On Sunday, February 17, Poland’s Prime Minister, Mateusz Morawiecki, announced the cancellation of his trip to Israel due to contentious Holocaust comments made by Israel’s Prime Minister, Benjamin Netanyahu, reports Al Jazeera.
Prime Minister Morawiecki was supposed to attend a conference between the Visegrad group, which consists of the four Central European countries Hungary, The Czech Republic, Poland, and Slovakia. The Prime Ministers from all four countries and Netanyahu were to discuss Euro-Israeli relations.
As stated by Bloomsburg, this was to be the first meeting between these European countries outside their continent. Mr. Morawiecki pulled out from the conference because Poland sought “clarification of comments allegedly made by the Israeli prime minister.”
The comments were made during a Middle Eastern conference held by the United States. According to The Washington Post, when President Netanyahu was asked about Poland’s wartime role during World War II, he was quoted saying, “Poles cooperated with the Nazis.” Mr. Netanyahu’s wording also suggested that some Poles participated in the extermination of Jews during the German occupation of Poland.
This word choice is the primary source of the controversy. Multiple Israeli news sources misquoted Mr. Netanyahu saying, “The Poles cooperated with the Nazis,” thus inferring that the nation as a whole was to blame, and not a select few. This caused some uproar amongst Polish officials.
The Times of Israel stated that the initial news reports led Polish President Adrzej Duda to threaten to block the summit from taking place in Israel.” The Israeli government was quick to resolve the dispute saying Netanyahu never mentioned the Polish nation as a whole, and that early reports from news sources were untrue. Other Polish presidential office officials have described the event as “malicious journalistic manipulation.”
This is not the first dispute between Israel and Poland. Last year, verbal conflict between Warsaw and Jerusalem broke out after a new law in Poland was passed. The law made it “illegal to blame the Polish nation for collaboration in the Holocaust.” This caused a public outcry in Jerusalem, as many saw it as an attempt to whitewash history. Eventually, the problem between the two countries was resolved when both prime ministers came to an agreement. Poland softened the law, and both Prime Minister Morawiecki and President Netanyahu agreed on a joint declaration stressing the involvement of the Polish resistance in helping Jews.

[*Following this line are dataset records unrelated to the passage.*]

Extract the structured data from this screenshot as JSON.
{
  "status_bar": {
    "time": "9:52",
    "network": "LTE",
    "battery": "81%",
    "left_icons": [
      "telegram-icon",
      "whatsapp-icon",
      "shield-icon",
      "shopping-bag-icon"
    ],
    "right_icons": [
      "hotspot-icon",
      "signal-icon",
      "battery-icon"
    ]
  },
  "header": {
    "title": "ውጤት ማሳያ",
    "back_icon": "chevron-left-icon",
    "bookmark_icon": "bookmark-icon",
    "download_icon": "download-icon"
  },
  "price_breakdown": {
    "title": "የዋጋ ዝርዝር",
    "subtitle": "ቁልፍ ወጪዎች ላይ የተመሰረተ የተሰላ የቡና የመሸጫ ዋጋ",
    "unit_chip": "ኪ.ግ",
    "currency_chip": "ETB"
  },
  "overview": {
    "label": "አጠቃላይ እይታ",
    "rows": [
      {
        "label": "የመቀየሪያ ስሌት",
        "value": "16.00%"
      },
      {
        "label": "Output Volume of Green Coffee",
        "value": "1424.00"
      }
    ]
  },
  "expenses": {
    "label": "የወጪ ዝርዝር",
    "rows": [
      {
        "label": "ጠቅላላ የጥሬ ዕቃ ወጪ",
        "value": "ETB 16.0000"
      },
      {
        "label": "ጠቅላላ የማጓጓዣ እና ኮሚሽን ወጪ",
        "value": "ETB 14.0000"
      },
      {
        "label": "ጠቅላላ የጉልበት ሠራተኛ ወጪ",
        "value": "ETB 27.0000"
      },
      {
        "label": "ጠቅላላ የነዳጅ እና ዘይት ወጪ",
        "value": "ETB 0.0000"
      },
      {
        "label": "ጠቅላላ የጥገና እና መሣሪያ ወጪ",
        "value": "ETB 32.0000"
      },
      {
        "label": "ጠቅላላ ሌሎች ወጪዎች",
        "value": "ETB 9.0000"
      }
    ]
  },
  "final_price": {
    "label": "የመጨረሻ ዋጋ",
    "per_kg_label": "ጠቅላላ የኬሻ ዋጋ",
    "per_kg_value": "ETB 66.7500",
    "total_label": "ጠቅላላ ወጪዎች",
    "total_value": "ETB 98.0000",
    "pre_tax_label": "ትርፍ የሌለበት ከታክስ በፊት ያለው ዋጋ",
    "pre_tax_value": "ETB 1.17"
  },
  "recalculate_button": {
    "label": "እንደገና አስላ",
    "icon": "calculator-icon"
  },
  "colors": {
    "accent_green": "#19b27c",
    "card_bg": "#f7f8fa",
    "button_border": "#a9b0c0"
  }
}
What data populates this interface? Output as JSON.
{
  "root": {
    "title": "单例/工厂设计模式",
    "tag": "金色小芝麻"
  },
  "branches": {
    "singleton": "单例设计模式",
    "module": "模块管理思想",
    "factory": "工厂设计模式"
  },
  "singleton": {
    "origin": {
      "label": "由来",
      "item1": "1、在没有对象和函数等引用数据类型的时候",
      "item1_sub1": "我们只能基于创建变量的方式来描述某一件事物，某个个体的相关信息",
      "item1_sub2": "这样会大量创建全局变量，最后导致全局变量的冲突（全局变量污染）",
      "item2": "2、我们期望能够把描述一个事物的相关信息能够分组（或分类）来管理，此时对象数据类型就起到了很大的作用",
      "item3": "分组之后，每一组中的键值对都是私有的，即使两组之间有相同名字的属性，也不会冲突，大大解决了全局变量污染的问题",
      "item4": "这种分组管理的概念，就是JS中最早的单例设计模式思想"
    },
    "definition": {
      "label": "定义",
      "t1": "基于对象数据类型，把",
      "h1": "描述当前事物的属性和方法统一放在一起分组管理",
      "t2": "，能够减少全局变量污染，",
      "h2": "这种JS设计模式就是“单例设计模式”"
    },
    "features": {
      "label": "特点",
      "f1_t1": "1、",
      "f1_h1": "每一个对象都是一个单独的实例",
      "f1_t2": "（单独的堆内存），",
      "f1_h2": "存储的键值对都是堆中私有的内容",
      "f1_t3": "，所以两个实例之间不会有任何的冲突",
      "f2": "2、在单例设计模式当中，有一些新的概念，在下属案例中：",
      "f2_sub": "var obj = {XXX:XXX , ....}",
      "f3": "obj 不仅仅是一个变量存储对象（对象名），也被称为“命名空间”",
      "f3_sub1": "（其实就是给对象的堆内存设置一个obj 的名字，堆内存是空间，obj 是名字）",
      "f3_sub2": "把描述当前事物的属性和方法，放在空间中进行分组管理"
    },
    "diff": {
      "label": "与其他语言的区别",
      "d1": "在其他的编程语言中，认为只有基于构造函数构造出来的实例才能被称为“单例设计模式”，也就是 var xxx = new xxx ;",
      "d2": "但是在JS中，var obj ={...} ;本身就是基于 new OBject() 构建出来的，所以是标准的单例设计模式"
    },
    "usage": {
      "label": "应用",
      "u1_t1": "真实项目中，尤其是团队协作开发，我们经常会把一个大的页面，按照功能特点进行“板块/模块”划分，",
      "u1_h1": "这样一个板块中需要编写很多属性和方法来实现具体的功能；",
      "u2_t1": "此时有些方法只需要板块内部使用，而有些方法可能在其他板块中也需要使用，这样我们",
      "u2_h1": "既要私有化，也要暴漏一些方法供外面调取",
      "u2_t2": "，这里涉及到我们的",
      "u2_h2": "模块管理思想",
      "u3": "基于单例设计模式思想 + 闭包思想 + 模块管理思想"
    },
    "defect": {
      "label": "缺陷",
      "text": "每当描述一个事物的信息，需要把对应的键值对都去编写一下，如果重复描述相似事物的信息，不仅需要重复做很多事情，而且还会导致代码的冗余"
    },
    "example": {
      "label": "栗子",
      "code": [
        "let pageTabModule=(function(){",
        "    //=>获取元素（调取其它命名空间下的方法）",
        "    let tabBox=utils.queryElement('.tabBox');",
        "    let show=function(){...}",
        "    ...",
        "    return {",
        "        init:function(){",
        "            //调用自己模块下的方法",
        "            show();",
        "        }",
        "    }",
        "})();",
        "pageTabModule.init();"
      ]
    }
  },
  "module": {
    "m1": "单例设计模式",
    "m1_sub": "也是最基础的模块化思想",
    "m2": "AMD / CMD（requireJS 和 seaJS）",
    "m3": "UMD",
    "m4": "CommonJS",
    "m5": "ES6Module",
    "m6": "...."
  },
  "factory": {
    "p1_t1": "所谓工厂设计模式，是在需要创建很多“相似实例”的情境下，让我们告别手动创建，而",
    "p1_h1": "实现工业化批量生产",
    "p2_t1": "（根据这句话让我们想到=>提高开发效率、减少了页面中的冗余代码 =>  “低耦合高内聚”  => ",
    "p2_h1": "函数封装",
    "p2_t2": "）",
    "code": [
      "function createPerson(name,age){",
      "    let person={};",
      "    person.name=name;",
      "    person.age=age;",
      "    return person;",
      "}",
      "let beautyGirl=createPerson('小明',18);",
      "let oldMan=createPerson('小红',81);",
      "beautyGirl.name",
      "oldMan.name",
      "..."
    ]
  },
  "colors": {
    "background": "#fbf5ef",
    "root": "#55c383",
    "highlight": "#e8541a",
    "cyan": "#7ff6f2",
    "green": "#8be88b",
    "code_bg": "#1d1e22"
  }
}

Nonetheless, Mr. Netanyahu did face criticism by many Polish historians for his input to the declaration. At the same time, many Israeli political pundits claimed that it “inaccurately adopts the Polish narrative of the Holocaust, overstating Polish efforts to rescue Jews and understating anti-Jewish atrocities committed by Poles.”
Despite the correction of President Netanyahu’s recent comments, Prime Minister Morawiecki decided it was still in his best interest not to go, and informed Mr. Netanyahu that he would not attend the Visegrad summit in Jerusalem during a phone conversation.
Many believe this is due to the up coming election in Poland, and state that Prime Minister Morawiecki is playing to domestic pressures by canceling his visit. Polish Foreign Minister, Jacek Czaputowicz, is scheduled to attend the conference in his place.